There are widespread hopes and increasing evidence that expanded use of electronic health records (EHRs) will improve health care quality and patient safety.1, 2, 3 These improvements may be enabled by EHR functionalities such as those that provide preventive care reminders, accurate patient information when needed, and clinical decision support that assists with diagnoses and chronic care management. On the other hand, there are concerns that EHRs could present threats to patient safety resulting from complex data interfaces, poor user-interface design or poor workflow implementation. This brief uses data from the 2013 National Ambulatory Medical Care Physician Workflow Survey to assess physician-reported impacts of EHR use – both positive and negative – on health care quality and patient safety related outcomes.
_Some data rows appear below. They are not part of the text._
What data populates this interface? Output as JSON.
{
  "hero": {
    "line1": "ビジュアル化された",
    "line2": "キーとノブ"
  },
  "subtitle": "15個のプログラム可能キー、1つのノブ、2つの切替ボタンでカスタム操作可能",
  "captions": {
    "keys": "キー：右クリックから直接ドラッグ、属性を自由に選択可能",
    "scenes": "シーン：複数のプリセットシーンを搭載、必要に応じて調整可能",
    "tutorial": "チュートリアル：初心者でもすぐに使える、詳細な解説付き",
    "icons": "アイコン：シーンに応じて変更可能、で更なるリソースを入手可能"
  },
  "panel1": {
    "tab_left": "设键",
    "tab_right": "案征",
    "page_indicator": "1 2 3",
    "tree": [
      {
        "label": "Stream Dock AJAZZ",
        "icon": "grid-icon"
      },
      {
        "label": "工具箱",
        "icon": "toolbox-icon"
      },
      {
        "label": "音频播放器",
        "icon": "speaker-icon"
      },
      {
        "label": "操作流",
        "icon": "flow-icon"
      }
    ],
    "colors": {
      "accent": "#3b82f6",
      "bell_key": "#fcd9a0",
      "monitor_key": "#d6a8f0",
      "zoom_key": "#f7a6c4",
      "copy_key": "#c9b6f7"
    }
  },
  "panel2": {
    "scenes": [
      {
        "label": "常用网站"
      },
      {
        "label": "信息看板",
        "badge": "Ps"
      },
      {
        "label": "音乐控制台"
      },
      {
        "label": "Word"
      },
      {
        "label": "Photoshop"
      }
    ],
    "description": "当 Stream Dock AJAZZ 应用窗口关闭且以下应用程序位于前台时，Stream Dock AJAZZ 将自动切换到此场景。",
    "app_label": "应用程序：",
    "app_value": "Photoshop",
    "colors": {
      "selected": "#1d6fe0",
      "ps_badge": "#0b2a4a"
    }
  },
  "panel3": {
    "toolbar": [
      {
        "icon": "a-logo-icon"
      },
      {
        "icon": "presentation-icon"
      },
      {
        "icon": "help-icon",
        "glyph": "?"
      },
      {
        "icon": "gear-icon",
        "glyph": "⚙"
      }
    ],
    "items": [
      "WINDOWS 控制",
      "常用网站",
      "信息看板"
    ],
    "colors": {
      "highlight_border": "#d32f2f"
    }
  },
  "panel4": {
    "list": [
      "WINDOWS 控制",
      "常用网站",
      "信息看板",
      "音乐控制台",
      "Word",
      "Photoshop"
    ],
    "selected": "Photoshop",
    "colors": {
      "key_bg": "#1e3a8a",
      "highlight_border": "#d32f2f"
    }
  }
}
Physician-reported safety and quality impacts of electronic health record use
Heisey-Grove, D., Hunt, D., & Helwig, A. (2014). Physician-reported safety and quality impacts of electronic health record use. Office of the National Coordinator for Health IT (ONC). ONC Data Brief, Vol.. 19 http://www.healthit.gov/sites/default/files/safetyqualitybrieffinal_sept2014_final.pdf